Moviehole at Charles Strouse Event in L.A

He was a protégé of Aaron Copeland’s, composed music for “Annie,” came to blows with Warren Beatty over “Bonnie and Clyde” and he’s still going strong at 80.

“He” being the legendary music composer Charles Strouse, Emmy winner and multiple Tony award winner. Strouse gave an especially illuminating lecture on his life and music in “Put On A Happy Face: A Salute to Charles Strouse” for the Paley Center’s “Paley After Dark” series in Los Angeles on January 26.

The talk was moderated by Robert Hoffler, senior editor at Variety, himself a Broadway aficionado.

Graduating at 15 from high school in New York, Strause’s career began when he was accepted for a scholarship to study with the famous composer Aaron Copeland at the Tanglewood Music Center.

At Hoffler’s remark that Copeland seemed to have fallen from grace at that time, Strouse agreed.

“It was unbelievable; he had influenced all of us – film composers and other composers. Aaron felt as if he was edged out. He wrote music that was accessible and terribly moving,” said Strouse.

“He was out of work, not getting musical scores and so he started to conduct towards the end of his life.”

Strouse also spoke about some things he wrote in his autobiography “Put On A Happy Face: A Broadway Memoir,” such as having an identity crisis and his feelings of insecurity.

“I don’t mind talking about it. I picked up certain fears, especially from my mother,” explained Strouse, who added that his mother was depressed and suicidal.

“Cy Coleman was a close friend of mine and I always admired him; he never had any doubts about himself and he always had a beautiful woman on his arm,” he said with a laugh.

Strouse, who also worked with Sammy Cahn, brought out laughs from the audience with his remarks about the lyricist.

“Sammy was a profound influence on me – he was always in a hurry, he didn’t want to spend more than an hour with a composer!” he said.
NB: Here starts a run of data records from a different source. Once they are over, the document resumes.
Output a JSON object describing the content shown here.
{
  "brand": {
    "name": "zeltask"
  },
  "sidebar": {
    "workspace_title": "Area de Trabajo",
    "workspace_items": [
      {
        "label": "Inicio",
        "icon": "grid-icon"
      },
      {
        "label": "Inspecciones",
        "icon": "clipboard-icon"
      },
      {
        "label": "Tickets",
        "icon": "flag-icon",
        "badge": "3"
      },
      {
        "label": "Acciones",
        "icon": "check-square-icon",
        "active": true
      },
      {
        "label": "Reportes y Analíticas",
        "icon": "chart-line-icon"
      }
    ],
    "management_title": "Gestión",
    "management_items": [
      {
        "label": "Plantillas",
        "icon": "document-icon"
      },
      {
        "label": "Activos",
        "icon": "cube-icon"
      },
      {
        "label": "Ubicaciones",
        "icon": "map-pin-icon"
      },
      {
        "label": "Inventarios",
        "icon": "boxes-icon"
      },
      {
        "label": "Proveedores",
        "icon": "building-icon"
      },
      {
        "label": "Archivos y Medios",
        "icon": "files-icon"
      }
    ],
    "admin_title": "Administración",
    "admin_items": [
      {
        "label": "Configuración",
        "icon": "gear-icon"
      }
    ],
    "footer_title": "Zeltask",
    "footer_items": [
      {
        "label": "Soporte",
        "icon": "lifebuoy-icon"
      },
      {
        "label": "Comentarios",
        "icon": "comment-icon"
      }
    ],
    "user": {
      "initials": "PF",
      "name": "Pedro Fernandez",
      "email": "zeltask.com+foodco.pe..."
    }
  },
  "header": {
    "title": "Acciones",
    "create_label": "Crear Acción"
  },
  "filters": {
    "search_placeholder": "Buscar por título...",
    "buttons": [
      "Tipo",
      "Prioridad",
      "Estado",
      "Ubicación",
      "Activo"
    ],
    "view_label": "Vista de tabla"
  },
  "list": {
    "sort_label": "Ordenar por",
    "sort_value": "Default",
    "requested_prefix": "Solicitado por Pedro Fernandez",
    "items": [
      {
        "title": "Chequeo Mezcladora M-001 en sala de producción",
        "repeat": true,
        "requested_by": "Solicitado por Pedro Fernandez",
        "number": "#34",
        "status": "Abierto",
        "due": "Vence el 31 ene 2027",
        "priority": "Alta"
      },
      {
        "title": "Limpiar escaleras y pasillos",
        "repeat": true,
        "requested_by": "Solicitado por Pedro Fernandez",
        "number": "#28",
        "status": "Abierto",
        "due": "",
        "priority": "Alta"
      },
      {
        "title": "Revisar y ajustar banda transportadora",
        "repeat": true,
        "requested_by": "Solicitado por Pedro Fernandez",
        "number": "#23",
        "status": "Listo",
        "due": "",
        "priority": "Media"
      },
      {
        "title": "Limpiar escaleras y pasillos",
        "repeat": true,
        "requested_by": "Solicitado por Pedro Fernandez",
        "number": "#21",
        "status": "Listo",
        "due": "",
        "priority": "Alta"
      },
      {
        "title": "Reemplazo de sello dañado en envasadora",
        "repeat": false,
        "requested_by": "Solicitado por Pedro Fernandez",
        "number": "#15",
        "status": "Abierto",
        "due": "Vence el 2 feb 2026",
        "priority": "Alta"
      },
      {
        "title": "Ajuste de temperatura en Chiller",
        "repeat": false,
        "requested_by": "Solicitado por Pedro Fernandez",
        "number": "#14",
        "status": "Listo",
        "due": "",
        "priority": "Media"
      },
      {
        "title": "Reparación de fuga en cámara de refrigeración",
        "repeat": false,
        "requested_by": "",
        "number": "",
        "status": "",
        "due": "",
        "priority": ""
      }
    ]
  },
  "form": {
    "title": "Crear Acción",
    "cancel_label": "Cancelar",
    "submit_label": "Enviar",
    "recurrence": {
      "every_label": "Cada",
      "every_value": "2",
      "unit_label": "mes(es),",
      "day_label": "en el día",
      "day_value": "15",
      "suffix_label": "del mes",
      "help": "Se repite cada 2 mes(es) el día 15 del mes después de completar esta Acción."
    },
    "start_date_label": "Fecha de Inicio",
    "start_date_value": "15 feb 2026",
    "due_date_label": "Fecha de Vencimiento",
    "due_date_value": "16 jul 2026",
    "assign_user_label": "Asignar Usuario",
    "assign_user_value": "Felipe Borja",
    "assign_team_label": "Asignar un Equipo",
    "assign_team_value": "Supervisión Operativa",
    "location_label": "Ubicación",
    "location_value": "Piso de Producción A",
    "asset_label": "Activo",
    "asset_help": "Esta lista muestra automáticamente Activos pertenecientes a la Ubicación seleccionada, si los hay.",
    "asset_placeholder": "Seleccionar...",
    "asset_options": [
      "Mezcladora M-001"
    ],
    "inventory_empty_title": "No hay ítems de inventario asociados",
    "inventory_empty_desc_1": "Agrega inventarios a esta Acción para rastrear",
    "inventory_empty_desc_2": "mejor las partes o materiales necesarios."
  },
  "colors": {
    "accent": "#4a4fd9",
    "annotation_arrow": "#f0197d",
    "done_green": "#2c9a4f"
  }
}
“And he had an ability to be simple (about music) – Sammy did that for me, and I miss him a great deal.”

Strouse continued on that Martin Charnin was “very stubborn, we fought all the time and we are great friends,” while Alan Jay Lerner “thought that there was a word that would perfectly describe everything.”

“He lived that way, would stay up the whole night, get sick, just to find the right word and he’d find it,” said Strouse, smiling.
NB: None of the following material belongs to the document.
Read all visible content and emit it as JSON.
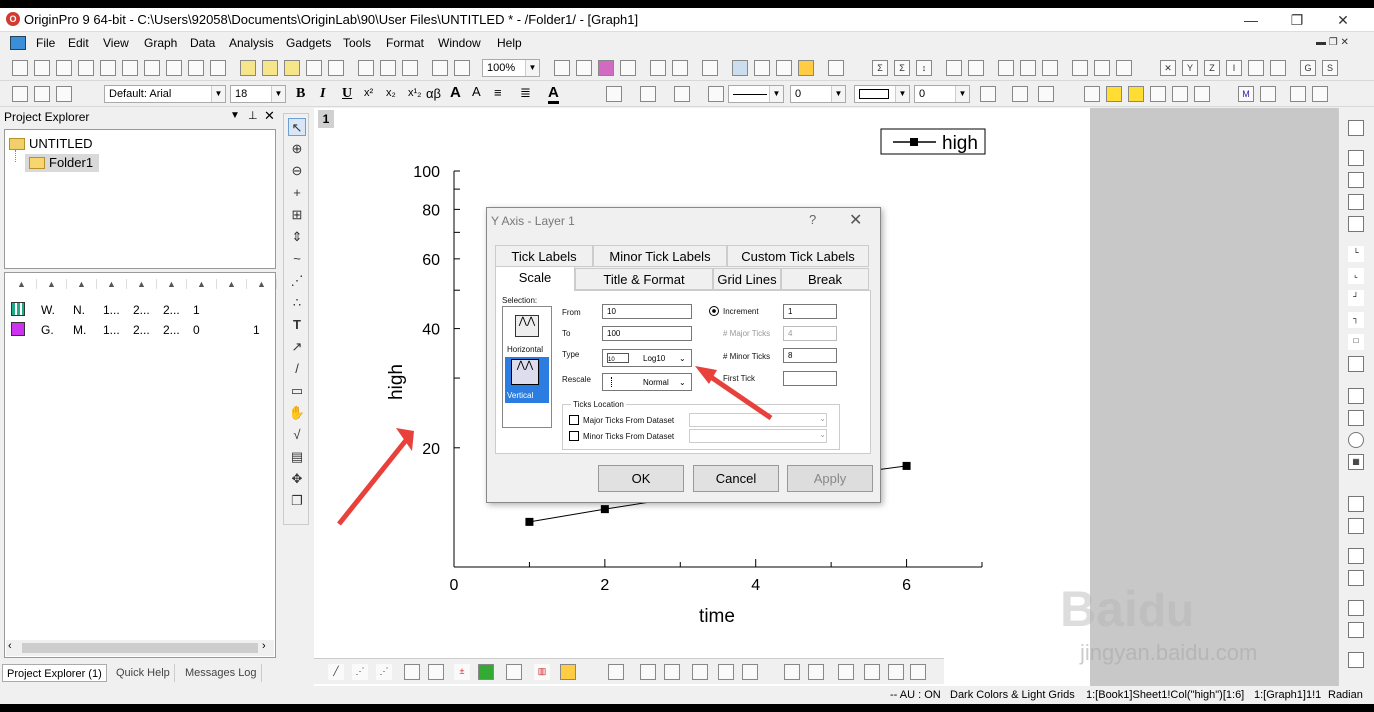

Another musical that he composed for, “Golden Boy,” got hate mail in regards to the interracial romance within the story; Strouse had to have a police escort to his hotel. Dr. Martin Luther King in fact saw the musical “many times.”

About his experiences in composing music for “Bye, Bye Birdie,” Strouse said, “Thank God for Ann-Margaret!”

“I was against it at first (her casting); I thought, this sexpot playing a little girl?? But she made it a big hit!”

And when composing music for the film “Bonnie and Clyde,” the usually mild-mannered Strouse confronted Warren Beatty.

“He produced the film, so he had certain rights. Very often he would interrupt the music rehearsal. One time he had asked for some particular music and I said to him, ‘At least let us finish it, Warren!’.” Both men were standing on a podium and suddenly they were “pummeling each other.” Finally a friend pulled them apart and said, “Come on guys, it’s only a movie,” and Beatty ended up taking them out to eat at a Chinese restaurant.

Strouse also composed music for the song “Those Were the Days” for a pilot television show called “All In The Family.”

“When I was younger those were some of the happiest moments of my life, standing behind my mother as she played the piano,” said Strouse about the song’s opening.

A surprise guest at the lecture was Bonnie Franklin, who came up on the stage to talk about “Applause,” another show that Strouse composed music for.

“I sang the title role, and Lauren Bacall was great about it,” she said.

“And it was a happy company as long as Betty (Bacall) was happy!”

“She’s essentially a good woman, very stern, works extremely hard and she taught me a lot about life,” added Strouse.

Strouse’s works are still going strong, too – the Roundabout Theatre Company is doing a Broadway revival of “Bye, Bye Birdie” and “The Night They Raided Minksy’s” will have a run at the Ahmanson Theatre in Los Angeles.

“I have great support and I love working, it’s my life!” said Strouse.

He then sat down at the piano and proceeded to give a rousing performance of his own, singing “Put On A Happy Face,” “I Don’t Need Anything But You” and “Tomorrow” to much applause and cheering from the audience.

- LISA D.CARROLL